Eventually, their mother remarried and reunited the children in Puerto Rico and from there the family moved to Miami. Larry Dominguez married, and his family eventually returned to the New York area.
In the 1980s, Larry Dominguez went through some difficult times, got divorced and in 1990 caught a ride out of the New York area with a friend who was headed for Millinocket where he'd heard good jobs could be had.
"I just wanted a whole new move," he said. When they stopped in Portland, Larry Dominguez decided he'd gone far enough. He's been working and living in the city ever since.
Over the years, he thought of his siblings often but had no idea how anxious they were to find him. He also had no hint how thrilled they would be when they did finally connect.
When he called for the first time, "it was like the flood gates opened . . . I was on the phone for the next three hours."
Now he has nephews and nieces he never knew.
"I've got a list at home, names and dates, ages and addresses," he said.
One of his brothers plans to come to Portland to visit him in the next week. Larry Dominguez said he'll reunite with the rest of his clan this summer - when the climate shift won't be quite so abrupt.

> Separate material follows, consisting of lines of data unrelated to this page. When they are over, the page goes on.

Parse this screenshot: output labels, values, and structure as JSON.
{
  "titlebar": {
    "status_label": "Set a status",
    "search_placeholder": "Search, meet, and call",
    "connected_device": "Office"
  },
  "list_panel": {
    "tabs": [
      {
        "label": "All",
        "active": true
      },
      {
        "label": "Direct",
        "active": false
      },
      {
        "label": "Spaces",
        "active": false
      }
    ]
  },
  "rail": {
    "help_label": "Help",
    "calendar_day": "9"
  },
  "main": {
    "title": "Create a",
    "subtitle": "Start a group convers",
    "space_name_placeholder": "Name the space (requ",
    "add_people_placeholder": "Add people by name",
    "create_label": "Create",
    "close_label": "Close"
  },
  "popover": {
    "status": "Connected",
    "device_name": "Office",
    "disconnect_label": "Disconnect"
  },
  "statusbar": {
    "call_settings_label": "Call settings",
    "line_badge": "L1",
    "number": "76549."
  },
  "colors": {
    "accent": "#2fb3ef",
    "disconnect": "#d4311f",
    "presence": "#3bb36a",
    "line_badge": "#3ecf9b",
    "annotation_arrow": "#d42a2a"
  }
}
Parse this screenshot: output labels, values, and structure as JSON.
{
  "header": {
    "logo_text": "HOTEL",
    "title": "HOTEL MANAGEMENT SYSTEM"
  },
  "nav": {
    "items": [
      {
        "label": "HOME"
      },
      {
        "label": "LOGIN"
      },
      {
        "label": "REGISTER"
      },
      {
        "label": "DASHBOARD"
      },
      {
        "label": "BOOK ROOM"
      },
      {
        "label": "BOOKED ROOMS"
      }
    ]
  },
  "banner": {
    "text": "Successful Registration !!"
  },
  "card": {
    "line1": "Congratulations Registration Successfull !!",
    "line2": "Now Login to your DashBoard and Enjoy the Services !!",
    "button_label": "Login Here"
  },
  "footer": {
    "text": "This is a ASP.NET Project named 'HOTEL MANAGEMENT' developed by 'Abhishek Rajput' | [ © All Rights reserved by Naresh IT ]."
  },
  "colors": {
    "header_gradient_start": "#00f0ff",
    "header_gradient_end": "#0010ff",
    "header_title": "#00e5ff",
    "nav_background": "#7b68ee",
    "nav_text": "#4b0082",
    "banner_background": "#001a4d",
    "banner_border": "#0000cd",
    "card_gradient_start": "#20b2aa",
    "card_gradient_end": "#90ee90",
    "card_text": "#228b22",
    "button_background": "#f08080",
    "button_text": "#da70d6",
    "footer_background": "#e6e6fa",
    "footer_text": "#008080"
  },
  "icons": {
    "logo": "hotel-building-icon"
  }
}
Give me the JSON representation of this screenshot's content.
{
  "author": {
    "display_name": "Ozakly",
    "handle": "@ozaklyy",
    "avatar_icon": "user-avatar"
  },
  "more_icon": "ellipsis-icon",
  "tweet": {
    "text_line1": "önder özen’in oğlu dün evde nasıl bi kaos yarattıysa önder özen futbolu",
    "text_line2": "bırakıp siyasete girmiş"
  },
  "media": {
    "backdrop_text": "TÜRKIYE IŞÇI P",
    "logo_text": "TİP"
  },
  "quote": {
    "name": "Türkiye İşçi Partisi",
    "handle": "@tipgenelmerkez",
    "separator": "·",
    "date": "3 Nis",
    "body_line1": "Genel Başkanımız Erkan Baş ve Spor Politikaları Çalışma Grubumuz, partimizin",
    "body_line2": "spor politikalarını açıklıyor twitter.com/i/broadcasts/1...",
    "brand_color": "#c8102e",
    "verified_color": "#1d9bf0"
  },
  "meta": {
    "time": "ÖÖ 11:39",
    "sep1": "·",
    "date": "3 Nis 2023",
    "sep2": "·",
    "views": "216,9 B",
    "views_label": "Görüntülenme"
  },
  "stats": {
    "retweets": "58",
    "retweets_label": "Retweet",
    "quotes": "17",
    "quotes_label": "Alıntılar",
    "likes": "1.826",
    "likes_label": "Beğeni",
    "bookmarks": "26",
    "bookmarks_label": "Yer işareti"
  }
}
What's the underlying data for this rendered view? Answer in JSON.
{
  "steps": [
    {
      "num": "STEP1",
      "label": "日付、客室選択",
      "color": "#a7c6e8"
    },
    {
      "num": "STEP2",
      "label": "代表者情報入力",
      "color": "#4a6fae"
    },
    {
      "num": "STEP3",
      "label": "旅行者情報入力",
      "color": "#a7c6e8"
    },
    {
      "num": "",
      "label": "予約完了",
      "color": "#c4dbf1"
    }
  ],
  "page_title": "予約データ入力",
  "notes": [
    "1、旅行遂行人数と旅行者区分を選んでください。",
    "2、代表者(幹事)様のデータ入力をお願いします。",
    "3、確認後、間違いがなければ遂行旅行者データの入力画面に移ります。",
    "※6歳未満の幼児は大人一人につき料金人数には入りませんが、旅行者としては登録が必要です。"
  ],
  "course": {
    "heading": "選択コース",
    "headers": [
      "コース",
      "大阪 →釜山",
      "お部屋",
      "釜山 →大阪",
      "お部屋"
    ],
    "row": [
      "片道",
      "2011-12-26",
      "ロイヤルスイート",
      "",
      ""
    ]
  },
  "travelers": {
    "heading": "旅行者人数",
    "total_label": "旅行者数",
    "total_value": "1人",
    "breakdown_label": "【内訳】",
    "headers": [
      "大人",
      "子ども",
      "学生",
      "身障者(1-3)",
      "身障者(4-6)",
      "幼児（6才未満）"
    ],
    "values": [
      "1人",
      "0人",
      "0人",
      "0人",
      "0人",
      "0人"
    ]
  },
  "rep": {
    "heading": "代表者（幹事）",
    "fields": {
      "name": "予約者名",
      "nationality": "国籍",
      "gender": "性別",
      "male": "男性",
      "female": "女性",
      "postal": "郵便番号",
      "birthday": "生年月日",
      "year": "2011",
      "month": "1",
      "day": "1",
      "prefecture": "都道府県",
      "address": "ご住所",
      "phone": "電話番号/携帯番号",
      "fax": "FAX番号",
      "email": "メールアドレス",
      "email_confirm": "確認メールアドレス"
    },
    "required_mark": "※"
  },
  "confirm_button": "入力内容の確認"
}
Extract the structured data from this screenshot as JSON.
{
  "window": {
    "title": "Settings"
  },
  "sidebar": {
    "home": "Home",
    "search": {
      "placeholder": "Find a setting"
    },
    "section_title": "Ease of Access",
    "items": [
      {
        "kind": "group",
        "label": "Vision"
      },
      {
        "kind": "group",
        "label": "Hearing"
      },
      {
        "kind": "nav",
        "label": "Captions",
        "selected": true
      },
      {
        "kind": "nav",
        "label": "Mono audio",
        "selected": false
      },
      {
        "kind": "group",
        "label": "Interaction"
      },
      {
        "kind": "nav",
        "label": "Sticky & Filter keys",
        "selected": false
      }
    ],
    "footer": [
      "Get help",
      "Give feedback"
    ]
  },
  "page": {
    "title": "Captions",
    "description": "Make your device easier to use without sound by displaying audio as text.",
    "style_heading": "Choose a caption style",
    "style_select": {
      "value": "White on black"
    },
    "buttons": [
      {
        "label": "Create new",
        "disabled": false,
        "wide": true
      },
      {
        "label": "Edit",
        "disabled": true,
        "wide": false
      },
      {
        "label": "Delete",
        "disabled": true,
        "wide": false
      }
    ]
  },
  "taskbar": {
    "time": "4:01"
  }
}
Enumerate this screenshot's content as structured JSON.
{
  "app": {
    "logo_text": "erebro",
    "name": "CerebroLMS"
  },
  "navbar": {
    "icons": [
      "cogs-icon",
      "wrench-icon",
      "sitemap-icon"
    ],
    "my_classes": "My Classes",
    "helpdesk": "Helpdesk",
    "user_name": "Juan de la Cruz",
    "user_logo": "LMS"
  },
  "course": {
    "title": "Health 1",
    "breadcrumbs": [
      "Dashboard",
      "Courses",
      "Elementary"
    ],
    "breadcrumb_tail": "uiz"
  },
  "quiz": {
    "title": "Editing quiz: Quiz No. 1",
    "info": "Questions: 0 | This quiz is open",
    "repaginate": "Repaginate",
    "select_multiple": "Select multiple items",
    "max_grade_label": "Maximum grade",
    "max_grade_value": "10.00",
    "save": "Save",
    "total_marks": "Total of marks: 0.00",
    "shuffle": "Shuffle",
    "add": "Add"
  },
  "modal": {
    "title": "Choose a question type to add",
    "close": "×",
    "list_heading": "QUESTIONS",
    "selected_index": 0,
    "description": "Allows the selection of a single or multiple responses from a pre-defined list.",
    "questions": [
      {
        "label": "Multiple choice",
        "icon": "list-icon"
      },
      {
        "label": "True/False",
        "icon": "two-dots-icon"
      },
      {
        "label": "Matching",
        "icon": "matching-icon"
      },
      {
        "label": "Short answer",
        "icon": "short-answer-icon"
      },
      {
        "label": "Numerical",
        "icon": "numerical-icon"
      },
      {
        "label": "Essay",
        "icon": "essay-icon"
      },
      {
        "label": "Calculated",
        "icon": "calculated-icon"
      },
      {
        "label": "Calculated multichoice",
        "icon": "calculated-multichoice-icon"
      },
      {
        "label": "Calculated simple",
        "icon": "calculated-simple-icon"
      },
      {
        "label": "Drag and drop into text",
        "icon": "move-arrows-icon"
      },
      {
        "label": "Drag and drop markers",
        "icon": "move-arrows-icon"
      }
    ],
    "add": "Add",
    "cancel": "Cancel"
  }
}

Jeanette Dominguez, who has been fixated on finding her brother said she can now resume her life.
"I was worried sick about him," she said. "I would cry. I still cry. That's how come what Janine did was so important."
Roberts said it goes with the territory. "It is part of my job," she said. "It's a citizen's request. I didn't make any promises to the woman that I would be successful, but I told her I would at least try.
"As sappy as it sounds, I think a lot of us are in this business to make a difference," Roberts said.